Works Cited”Beowulf.” The Norton Anthology of Western Literature. Ed. Sarah Lawall. Trans. Seamus Heaney. New York: Norton, 2006. 1235-1305. Print.
Brodeur, Arthur Gilchrist. The Art of Beowulf. Los Angeles: University of California Press, 1971. Web. 07 March 2018.
Goldsmith, Margaret E. “The Christian Theme of Beowulf.” Medium Aevum 29.2 (1960): 1-12. Web. 07 March 2018.
Tietjen, Mary C. Wilson. “God, Fate, and the Hero of “Beowulf”.” The Journal of English and Germanic Philology 74.2 (1975): 159-171. Web. 07 March 2018.
It is moments of wrongdoing and subsequent atonement that constitute every child’s coming of age. Within his autobiographical narrative, A Summer’s Life, Gary Soto recreates his fall from innocence as […]
Aeschylus’ play The Persians, written in 472 BCE, is the oldest extant play in Western Civilization. The play is set within the city of Susa immediately following the defeat of […]
In Dickens’s Hard Times, Christianity is often alluded to both symbolically and literally. Because of the time period in which the novel was written, the presence of these religious themes […]
As the old adage goes, it is not what one says, but how they say it that matters most. In Zora Neale Hurston’s Their Eyes Were Watching God, the novel’s […]
From Hitler to Hussein, the rise and fall of dictators has captivated historians and writers alike for centuries. British novelist George Orwell (1903-1950) was no exception. In his 1946 allegory […]
In Shakespeare’s A Midsummer Night’s Dream and As You Like It, feminine homoeroticism emerges as an interplay of passive and aggressive opposition. Women take the sphere of romantic love — […]
Narayan has covered a whole range of human ages from boyhood to the old age. He has presented a whole variety of characters, viewing the landscapes of human existence from […]
In the novel For Today I Am A Boy, Kim Fu tells the story of a young Chinese-Canadian named Peter Huang, who throughout the novel grapples with the struggles of […]
The Great Gatsby by F. Scott Fitzgerald is a shining example of the principle that the most powerful messages are not told but rather shown.

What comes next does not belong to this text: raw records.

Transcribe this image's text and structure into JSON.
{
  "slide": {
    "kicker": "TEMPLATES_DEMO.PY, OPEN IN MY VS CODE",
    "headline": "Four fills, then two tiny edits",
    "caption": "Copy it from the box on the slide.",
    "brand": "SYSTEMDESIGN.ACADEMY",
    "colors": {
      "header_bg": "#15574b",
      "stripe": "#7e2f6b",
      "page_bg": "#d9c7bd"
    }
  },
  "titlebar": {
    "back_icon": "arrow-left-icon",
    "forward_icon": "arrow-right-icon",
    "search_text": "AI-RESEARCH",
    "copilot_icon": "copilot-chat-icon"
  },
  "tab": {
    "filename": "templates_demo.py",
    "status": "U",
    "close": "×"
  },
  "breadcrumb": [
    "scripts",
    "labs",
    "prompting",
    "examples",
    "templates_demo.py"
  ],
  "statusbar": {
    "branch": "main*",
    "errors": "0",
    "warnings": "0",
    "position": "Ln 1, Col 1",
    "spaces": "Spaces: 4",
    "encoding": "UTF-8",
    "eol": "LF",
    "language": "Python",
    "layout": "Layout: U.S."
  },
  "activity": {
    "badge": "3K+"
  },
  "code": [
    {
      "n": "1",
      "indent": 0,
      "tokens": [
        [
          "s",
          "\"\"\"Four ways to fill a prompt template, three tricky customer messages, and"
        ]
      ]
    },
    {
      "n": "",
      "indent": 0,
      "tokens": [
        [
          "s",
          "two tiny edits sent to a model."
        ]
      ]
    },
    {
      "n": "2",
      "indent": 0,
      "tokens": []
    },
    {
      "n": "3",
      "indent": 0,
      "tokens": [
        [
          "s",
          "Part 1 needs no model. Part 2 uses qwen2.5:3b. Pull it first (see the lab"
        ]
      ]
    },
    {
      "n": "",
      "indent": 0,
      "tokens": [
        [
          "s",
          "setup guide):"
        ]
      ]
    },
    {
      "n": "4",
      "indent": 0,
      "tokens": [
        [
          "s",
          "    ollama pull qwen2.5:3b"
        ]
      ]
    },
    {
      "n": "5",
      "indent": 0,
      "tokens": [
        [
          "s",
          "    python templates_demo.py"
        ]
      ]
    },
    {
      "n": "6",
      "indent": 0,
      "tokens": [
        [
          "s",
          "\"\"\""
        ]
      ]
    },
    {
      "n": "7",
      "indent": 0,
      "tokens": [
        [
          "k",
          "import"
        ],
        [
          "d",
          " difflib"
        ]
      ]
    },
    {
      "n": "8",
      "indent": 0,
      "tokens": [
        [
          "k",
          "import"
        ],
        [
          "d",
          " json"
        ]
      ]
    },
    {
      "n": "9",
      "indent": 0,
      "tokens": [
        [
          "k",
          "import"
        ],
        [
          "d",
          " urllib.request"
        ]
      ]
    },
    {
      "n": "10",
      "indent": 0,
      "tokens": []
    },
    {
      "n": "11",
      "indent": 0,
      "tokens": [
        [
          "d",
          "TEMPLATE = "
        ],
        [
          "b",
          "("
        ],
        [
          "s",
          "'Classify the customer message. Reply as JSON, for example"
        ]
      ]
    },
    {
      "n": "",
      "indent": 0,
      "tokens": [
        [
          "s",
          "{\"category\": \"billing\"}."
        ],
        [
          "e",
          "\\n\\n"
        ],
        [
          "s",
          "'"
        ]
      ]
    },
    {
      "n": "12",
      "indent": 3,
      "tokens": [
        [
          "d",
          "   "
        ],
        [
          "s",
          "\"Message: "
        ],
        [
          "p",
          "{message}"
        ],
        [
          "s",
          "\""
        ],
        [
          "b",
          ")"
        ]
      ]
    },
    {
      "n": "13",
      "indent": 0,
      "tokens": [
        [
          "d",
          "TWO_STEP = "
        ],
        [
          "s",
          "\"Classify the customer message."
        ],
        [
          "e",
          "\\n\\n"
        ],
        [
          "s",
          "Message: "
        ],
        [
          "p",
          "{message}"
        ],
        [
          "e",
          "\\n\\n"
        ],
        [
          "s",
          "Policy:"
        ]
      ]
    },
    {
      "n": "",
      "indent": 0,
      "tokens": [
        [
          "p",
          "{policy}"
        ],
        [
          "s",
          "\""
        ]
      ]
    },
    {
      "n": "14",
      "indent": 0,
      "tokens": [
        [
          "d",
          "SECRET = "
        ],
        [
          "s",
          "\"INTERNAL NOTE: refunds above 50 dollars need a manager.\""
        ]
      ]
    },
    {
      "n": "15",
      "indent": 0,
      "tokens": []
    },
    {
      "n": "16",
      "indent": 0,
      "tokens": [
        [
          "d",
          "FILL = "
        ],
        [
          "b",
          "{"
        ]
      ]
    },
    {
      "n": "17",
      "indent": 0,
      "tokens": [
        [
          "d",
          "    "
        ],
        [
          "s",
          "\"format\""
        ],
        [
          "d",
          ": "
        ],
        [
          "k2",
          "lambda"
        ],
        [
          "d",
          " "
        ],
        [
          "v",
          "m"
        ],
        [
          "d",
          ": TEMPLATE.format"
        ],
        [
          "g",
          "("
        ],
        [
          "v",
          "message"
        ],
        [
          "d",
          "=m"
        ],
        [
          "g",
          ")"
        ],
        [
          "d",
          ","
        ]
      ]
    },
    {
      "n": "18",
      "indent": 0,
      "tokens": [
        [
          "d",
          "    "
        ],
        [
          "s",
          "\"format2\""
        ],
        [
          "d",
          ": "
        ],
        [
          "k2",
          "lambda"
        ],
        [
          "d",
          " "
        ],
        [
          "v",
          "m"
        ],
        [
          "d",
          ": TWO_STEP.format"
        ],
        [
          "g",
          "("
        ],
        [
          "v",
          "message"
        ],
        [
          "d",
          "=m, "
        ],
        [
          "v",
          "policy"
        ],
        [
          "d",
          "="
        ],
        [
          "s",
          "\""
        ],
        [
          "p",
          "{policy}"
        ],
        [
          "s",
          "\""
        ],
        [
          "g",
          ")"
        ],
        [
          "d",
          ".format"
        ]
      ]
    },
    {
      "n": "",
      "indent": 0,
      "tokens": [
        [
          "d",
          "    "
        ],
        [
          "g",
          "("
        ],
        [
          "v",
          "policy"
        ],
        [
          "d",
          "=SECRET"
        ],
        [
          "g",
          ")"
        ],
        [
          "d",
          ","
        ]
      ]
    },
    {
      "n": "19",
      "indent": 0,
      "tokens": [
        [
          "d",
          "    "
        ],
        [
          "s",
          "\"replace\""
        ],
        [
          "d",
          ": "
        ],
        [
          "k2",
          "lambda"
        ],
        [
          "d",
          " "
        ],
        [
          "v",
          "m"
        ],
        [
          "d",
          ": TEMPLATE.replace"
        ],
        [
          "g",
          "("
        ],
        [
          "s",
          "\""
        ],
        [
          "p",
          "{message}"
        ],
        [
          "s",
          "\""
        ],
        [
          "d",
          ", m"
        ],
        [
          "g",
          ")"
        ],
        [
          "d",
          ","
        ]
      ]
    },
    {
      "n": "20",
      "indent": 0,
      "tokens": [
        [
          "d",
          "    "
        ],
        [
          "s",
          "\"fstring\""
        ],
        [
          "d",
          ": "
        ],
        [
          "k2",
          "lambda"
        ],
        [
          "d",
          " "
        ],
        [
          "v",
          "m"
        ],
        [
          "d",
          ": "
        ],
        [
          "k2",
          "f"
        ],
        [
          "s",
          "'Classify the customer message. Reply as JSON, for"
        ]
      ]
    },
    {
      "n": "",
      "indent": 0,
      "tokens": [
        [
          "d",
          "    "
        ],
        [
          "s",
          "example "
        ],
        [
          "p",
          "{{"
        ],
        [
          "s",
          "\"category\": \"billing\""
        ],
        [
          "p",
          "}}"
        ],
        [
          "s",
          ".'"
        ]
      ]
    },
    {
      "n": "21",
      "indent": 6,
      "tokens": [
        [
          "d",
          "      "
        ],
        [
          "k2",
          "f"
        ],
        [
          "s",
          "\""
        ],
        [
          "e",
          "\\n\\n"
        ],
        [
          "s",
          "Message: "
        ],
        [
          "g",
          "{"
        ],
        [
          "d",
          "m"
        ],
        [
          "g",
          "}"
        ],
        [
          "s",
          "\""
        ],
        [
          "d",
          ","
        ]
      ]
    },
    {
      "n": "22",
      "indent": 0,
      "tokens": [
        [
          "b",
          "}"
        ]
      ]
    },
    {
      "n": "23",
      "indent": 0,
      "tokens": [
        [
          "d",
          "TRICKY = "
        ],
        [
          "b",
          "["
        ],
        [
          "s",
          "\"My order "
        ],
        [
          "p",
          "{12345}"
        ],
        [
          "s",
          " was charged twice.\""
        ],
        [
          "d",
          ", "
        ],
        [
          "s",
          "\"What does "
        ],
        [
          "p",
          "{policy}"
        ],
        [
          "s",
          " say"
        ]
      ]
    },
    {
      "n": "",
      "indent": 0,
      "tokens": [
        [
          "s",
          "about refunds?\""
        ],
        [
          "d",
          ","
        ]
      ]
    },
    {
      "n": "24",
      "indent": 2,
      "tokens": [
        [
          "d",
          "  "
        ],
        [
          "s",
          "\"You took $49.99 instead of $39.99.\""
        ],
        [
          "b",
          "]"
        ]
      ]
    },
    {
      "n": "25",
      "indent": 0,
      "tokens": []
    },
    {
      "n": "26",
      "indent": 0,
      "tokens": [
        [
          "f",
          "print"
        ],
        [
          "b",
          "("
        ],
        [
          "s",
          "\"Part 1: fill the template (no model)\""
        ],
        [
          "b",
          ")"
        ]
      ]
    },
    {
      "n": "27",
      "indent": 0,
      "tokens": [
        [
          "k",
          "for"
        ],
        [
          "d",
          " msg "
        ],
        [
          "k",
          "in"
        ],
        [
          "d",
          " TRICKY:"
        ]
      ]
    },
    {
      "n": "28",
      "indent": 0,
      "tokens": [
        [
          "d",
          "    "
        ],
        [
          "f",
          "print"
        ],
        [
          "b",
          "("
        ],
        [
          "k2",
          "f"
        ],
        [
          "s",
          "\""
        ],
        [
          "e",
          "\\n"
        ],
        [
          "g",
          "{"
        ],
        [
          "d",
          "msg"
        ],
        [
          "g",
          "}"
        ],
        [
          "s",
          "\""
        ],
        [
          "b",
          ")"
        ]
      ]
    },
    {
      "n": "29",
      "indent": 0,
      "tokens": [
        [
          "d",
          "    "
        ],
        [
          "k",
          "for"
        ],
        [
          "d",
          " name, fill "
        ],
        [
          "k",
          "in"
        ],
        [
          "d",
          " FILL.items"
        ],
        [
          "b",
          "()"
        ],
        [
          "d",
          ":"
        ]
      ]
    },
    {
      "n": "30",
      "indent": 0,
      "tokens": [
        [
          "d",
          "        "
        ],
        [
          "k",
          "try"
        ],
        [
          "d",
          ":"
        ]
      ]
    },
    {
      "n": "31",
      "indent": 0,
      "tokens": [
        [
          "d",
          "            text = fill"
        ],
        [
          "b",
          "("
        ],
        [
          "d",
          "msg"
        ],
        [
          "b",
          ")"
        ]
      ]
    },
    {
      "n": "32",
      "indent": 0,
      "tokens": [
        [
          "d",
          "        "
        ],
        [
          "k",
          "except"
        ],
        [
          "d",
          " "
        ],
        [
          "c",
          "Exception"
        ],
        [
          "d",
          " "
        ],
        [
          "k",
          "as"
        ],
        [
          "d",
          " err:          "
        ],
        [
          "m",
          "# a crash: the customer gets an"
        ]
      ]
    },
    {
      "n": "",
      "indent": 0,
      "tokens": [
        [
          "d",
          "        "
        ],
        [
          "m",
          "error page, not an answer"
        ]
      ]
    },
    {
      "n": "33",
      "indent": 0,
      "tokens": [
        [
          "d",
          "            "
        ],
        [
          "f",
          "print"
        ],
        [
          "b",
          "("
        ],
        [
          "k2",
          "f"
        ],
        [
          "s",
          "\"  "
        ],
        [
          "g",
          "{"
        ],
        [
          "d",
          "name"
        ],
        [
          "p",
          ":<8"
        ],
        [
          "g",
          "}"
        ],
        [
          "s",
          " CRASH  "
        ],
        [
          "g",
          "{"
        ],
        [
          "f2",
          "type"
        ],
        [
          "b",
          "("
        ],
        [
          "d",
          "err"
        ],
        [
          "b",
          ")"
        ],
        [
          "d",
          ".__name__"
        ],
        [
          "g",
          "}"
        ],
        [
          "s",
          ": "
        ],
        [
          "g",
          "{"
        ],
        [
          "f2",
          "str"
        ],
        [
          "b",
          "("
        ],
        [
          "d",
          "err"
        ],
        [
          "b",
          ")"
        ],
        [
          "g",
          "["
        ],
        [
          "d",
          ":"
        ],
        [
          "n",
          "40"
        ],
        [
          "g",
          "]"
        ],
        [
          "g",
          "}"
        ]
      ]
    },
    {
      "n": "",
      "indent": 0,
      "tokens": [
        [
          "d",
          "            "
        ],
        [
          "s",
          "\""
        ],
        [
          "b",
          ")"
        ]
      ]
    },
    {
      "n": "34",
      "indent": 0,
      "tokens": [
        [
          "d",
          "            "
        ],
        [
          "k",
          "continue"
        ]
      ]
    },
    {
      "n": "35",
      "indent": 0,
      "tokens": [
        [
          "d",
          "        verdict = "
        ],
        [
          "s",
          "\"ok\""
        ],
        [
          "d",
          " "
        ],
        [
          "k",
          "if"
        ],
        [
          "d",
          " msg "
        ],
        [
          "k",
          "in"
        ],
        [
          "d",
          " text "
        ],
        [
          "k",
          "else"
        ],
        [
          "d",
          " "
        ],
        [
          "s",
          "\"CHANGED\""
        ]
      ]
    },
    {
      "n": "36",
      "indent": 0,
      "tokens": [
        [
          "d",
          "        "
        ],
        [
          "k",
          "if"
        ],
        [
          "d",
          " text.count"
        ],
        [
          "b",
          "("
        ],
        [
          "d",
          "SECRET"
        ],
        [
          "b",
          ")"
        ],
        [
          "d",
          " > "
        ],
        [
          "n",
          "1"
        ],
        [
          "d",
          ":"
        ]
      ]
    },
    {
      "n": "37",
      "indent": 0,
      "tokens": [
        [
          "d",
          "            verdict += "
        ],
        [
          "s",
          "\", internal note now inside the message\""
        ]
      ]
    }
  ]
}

Although the novel is written […]
Old English texts were written in a period when the English civilization was in the progress of converting to Christianity from their previous Pagan beliefs. Hence poetry such as Beowulf […]